“To improve is to change; to be perfect is to change often.”
– Winston Churchill
We’ve talked about the fear of change and the benefits of it, but sometimes understanding these things aren’t enough to accept it or to even want to change.
As human beings, it is in our nature to evolve — to change. It’s how we move forward and how we create new and better things.
Though you have to be willing to change and understand that there needs to be a change before you can make any real progress towards changing for the better.
A lot of people say “It’s time for a change” or that they want to change, then these same people fall back into the exact same habits they’ve been trying to change.
Allowing yourself to move forward is as difficult or as simple and you’re willing to make it. If you are really struggling with change, yet have the desire to change, you’re really going to need to work at it. The saying “You can’t teach an old dog new tricks” exists for a reason: it’s difficult to break ourselves of the habits we’ve grown accustomed to.

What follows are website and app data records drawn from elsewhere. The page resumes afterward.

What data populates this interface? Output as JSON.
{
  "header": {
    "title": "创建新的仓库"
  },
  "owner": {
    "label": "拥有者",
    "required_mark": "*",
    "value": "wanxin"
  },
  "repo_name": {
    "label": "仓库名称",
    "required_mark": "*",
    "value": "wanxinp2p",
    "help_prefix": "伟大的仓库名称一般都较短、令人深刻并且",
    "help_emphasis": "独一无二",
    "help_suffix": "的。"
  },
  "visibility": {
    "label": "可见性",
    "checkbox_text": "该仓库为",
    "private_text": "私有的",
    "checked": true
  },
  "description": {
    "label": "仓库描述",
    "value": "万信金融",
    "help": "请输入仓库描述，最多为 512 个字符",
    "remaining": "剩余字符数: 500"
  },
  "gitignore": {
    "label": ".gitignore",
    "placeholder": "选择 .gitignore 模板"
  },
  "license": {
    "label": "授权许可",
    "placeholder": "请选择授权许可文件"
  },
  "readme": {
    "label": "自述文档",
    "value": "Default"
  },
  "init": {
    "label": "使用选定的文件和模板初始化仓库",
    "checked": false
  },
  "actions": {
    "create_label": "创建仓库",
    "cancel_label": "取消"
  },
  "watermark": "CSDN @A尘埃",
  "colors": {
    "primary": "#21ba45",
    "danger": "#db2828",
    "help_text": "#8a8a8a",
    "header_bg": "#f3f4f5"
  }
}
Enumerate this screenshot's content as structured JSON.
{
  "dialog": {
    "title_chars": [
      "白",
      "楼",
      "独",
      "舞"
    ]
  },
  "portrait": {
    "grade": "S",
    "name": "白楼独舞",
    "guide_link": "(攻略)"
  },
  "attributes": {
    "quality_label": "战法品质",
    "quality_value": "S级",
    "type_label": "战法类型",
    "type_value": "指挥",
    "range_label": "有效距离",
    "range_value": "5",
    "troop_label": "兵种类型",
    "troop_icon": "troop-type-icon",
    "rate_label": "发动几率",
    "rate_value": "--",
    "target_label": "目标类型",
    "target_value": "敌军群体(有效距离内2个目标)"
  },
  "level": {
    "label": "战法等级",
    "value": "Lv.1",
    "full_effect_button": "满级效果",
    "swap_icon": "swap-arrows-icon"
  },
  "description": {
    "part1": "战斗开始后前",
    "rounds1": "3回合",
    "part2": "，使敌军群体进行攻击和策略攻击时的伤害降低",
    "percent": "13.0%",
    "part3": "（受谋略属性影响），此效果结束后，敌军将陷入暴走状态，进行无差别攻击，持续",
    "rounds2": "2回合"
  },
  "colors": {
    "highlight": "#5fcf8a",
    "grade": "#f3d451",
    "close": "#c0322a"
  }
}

If I’d like to be more sociable, I would need to break myself of my habit of quietly sitting in the back of the room and not really engaging anyone. And I can’t just say, “This is the day I where I erase all of my fears and anti-social behaviors” and be done with the whole thing. I need to practice being more social. I need to practice being more build myself up in order to break myself of the anti-social tendencies I’ve accrued.
Forbes has a few wonderful tips on how to break yourself of the habits that most people wish they could change about themselves. The article gives you advice on how to improve your optimism, self-awareness, focus, social skills, emotions, and your compassion. However, all of these things have one thing in common: they require you to actively work at improving them.
You must consistently adjust your thoughts in order to improve your optimism; you have to meditate on yourself to improve your awareness; you have to train yourself to focus on one thing for a short period of time every day; you must train yourself to understand body language and social cues in order to improve your social skills; you have to actively calm yourself when you begin to feel very emotional; and you have to regularly imagine how others feel in order to improve your compassion.
These things take time and they take work. The sooner you take the time to begin bettering yourself, the sooner you’ll start noticing a change in yourself. The only person you can rely on to help you change is you. So stop waiting for someone to change you – it’s up to you to be that force for change that you desire!